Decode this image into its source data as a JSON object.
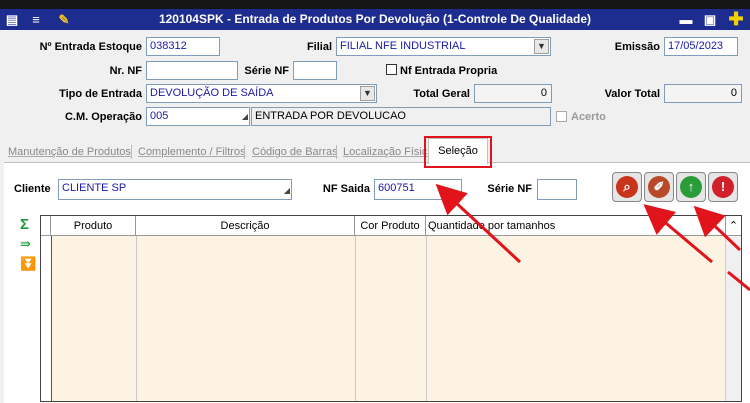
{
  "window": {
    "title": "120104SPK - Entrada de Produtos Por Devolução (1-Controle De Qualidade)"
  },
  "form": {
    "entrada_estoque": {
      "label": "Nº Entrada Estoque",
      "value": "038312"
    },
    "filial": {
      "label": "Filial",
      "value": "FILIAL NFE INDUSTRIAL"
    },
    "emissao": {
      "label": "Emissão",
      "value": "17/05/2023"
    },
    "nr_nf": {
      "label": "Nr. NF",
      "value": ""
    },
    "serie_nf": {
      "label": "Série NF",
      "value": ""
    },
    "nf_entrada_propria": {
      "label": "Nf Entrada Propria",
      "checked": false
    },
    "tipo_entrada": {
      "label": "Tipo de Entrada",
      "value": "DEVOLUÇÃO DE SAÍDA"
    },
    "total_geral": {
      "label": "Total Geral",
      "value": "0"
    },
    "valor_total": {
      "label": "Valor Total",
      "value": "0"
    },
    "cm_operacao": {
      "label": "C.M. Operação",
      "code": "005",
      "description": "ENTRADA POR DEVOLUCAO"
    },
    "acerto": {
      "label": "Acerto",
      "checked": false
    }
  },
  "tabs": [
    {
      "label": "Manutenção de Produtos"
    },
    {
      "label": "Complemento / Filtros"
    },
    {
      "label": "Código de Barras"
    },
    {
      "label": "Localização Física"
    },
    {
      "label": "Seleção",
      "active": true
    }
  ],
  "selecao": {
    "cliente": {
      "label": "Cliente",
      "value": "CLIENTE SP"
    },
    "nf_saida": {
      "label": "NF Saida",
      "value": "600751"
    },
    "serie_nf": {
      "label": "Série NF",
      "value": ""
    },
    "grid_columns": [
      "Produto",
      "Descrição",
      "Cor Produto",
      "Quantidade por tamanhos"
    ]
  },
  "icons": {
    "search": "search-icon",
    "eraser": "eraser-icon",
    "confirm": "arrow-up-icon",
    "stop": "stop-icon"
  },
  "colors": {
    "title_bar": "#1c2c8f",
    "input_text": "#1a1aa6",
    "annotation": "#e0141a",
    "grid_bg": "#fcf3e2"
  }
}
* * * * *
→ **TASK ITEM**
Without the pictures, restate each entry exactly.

→ **ANSWER FOR THIS EXERCISE**
Decode this image into its source data as a JSON object.
{
  "window": {
    "title": "120104SPK - Entrada de Produtos Por Devolução (1-Controle De Qualidade)"
  },
  "form": {
    "entrada_estoque": {
      "label": "Nº Entrada Estoque",
      "value": "038312"
    },
    "filial": {
      "label": "Filial",
      "value": "FILIAL NFE INDUSTRIAL"
    },
    "emissao": {
      "label": "Emissão",
      "value": "17/05/2023"
    },
    "nr_nf": {
      "label": "Nr. NF",
      "value": ""
    },
    "serie_nf": {
      "label": "Série NF",
      "value": ""
    },
    "nf_entrada_propria": {
      "label": "Nf Entrada Propria",
      "checked": false
    },
    "tipo_entrada": {
      "label": "Tipo de Entrada",
      "value": "DEVOLUÇÃO DE SAÍDA"
    },
    "total_geral": {
      "label": "Total Geral",
      "value": "0"
    },
    "valor_total": {
      "label": "Valor Total",
      "value": "0"
    },
    "cm_operacao": {
      "label": "C.M. Operação",
      "code": "005",
      "description": "ENTRADA POR DEVOLUCAO"
    },
    "acerto": {
      "label": "Acerto",
      "checked": false
    }
  },
  "tabs": [
    {
      "label": "Manutenção de Produtos"
    },
    {
      "label": "Complemento / Filtros"
    },
    {
      "label": "Código de Barras"
    },
    {
      "label": "Localização Física"
    },
    {
      "label": "Seleção",
      "active": true
    }
  ],
  "selecao": {
    "cliente": {
      "label": "Cliente",
      "value": "CLIENTE SP"
    },
    "nf_saida": {
      "label": "NF Saida",
      "value": "600751"
    },
    "serie_nf": {
      "label": "Série NF",
      "value": ""
    },
    "grid_columns": [
      "Produto",
      "Descrição",
      "Cor Produto",
      "Quantidade por tamanhos"
    ]
  },
  "icons": {
    "search": "search-icon",
    "eraser": "eraser-icon",
    "confirm": "arrow-up-icon",
    "stop": "stop-icon"
  },
  "colors": {
    "title_bar": "#1c2c8f",
    "input_text": "#1a1aa6",
    "annotation": "#e0141a",
    "grid_bg": "#fcf3e2"
  }
}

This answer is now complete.